The sensational allegations raise questions about why Willis hired Wade — an outside attorney with no experience trying complex felony cases, let alone leading a multidefendant racketeering prosecution — rather than relying on civil servants. If true, the accusations “could present a conflict of interest or … amount to fraud,” according to the Washington Post.

Who is accusing Willis of misconduct?

The misconduct allegations against Willis first surfaced in a court filing by Mike Roman, a former high-ranking Trump aide who is now one of Trump’s 14 remaining co-defendants in Georgia.

Roman is seeking to have the charges against him thrown out and to have both Willis and Wade “disqualified from prosecuting” the case for allegedly engaging in an “improper, clandestine personal relationship” that has “resulted in [them] profiting significantly … at the expense of the taxpayers” while violating “laws regulating the use of public monies” and “their oaths of office.”

Significantly, Roman’s filing contains no proof to substantiate his allegations, and his attorney has said only that the information comes from “sources close” to Willis and Wade as well as sealed records from Wade’s divorce proceedings.

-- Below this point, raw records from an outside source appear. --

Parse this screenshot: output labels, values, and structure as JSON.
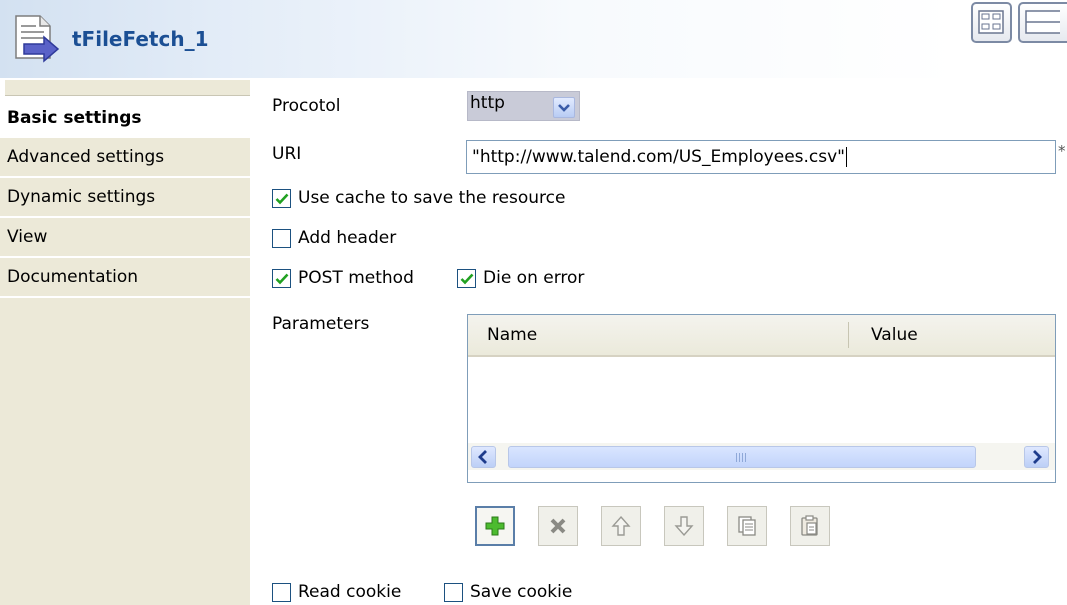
{
  "header": {
    "title": "tFileFetch_1",
    "icon": "file-fetch-icon"
  },
  "sidebar": {
    "tabs": [
      {
        "label": "Basic settings",
        "active": true
      },
      {
        "label": "Advanced settings",
        "active": false
      },
      {
        "label": "Dynamic settings",
        "active": false
      },
      {
        "label": "View",
        "active": false
      },
      {
        "label": "Documentation",
        "active": false
      }
    ]
  },
  "form": {
    "protocol": {
      "label": "Procotol",
      "value": "http"
    },
    "uri": {
      "label": "URI",
      "value": "\"http://www.talend.com/US_Employees.csv\"",
      "required_marker": "*"
    },
    "use_cache": {
      "label": "Use cache to save the resource",
      "checked": true
    },
    "add_header": {
      "label": "Add header",
      "checked": false
    },
    "post_method": {
      "label": "POST method",
      "checked": true
    },
    "die_on_error": {
      "label": "Die on error",
      "checked": true
    },
    "parameters": {
      "label": "Parameters",
      "columns": [
        "Name",
        "Value"
      ],
      "rows": []
    },
    "read_cookie": {
      "label": "Read cookie",
      "checked": false
    },
    "save_cookie": {
      "label": "Save cookie",
      "checked": false
    }
  },
  "toolbar": {
    "buttons": [
      "add-icon",
      "delete-icon",
      "move-up-icon",
      "move-down-icon",
      "copy-icon",
      "paste-icon"
    ]
  },
  "colors": {
    "title": "#1b4f94",
    "tab_background": "#ece9d8",
    "check": "#21a121",
    "checkbox_border": "#1c5180"
  }
}
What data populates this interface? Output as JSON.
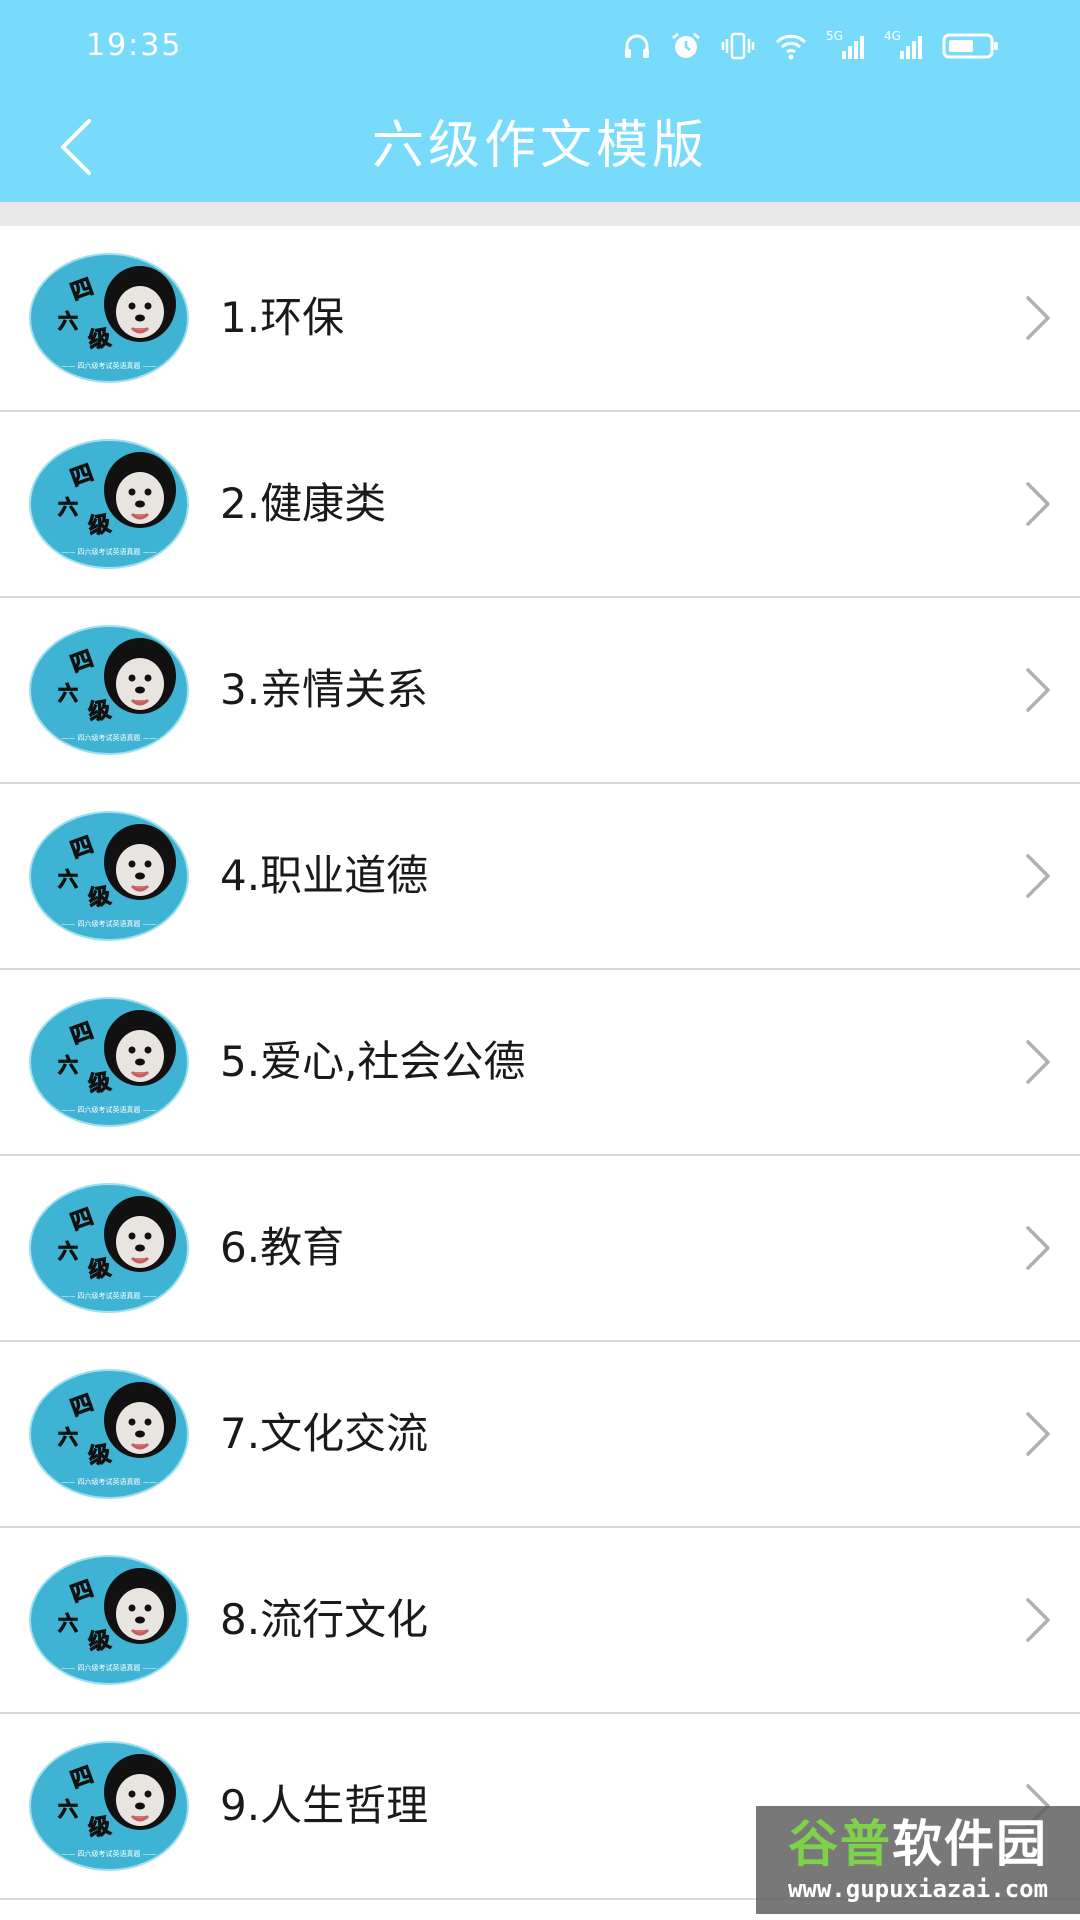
{
  "status_bar": {
    "time": "19:35",
    "icons": [
      "headphones-icon",
      "alarm-icon",
      "vibrate-icon",
      "wifi-icon",
      "signal-5g-icon",
      "signal-4g-icon",
      "battery-icon"
    ],
    "sim1_label": "5G",
    "sim2_label": "4G"
  },
  "header": {
    "title": "六级作文模版",
    "back_icon": "chevron-left-icon"
  },
  "colors": {
    "header_bg": "#79dbfb",
    "thumbnail_bg": "#3fb3d3"
  },
  "list": {
    "items": [
      {
        "label": "1.环保"
      },
      {
        "label": "2.健康类"
      },
      {
        "label": "3.亲情关系"
      },
      {
        "label": "4.职业道德"
      },
      {
        "label": "5.爱心,社会公德"
      },
      {
        "label": "6.教育"
      },
      {
        "label": "7.文化交流"
      },
      {
        "label": "8.流行文化"
      },
      {
        "label": "9.人生哲理"
      }
    ],
    "thumbnail_text": [
      "四",
      "六",
      "级"
    ],
    "thumbnail_caption": "—— 四六级考试英语真题 ——"
  },
  "watermark": {
    "brand_part1": "谷普",
    "brand_part2": "软件园",
    "url": "www.gupuxiazai.com"
  }
}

On Friday, a filing in the divorce case made on behalf of Wade’s estranged wife showed that Wade purchased airline tickets in his and Willis’s name for trips to San Francisco and Miami — trips that took place after Willis hired Wade.

On the same day that Roman’s initial motion was filed, Willis was served with a subpoena from lawyers for Wade’s wife seeking to question her in the couple's divorce. In a filing Thursday meant to quash the subpoena, Willis’s lawyers accused Wade’s wife of “conspir[ing] with interested parties in the criminal Election Interference Case to use the civil discovery process to annoy, embarrass, and oppress” the DA.

What have the people involved said on the matter?

Willis has not directly addressed accusations of an affair. But speaking Sunday at a historically Black church in Atlanta, she lauded Wade as “a superstar” with “impeccable credentials” who has served as a judge, private attorney, prosecutor, criminal defense lawyer and special attorney general — before implying that Roman’s allegations were fueled by racism.

“I'm just asking God, is it that some will never see a Black man as qualified, no matter his achievements? What more can one achieve?” Willis said. “I appointed three special counsels, as is my right to do. Paid them all the same hourly rate. They only attacked one.”

Speaking to the Associated Press this week, Roman’s lawyer accused Willis of trying “to create a conspiracy where none exists.”

What does this mean for Willis’s case?

The Georgia judge overseeing Willis’s criminal election interference and racketeering case has scheduled an evidentiary hearing for Feb. 15 to address the motion to disqualify the DA and her special prosecutor. He has given Willis until Feb. 2 to file a response to Roman’s allegations.

The case is unlikely to be dismissed outright even if the allegations are proven true. But if a conflict of interest can be shown — if, for instance, Willis extended her investigation to benefit Wade financially — then Willis (and by extension, the entire Fulton County DA’s office) could be disqualified, forcing the Prosecuting Attorneys’ Council of Georgia to transfer the case to another DA’s office or to take charge itself.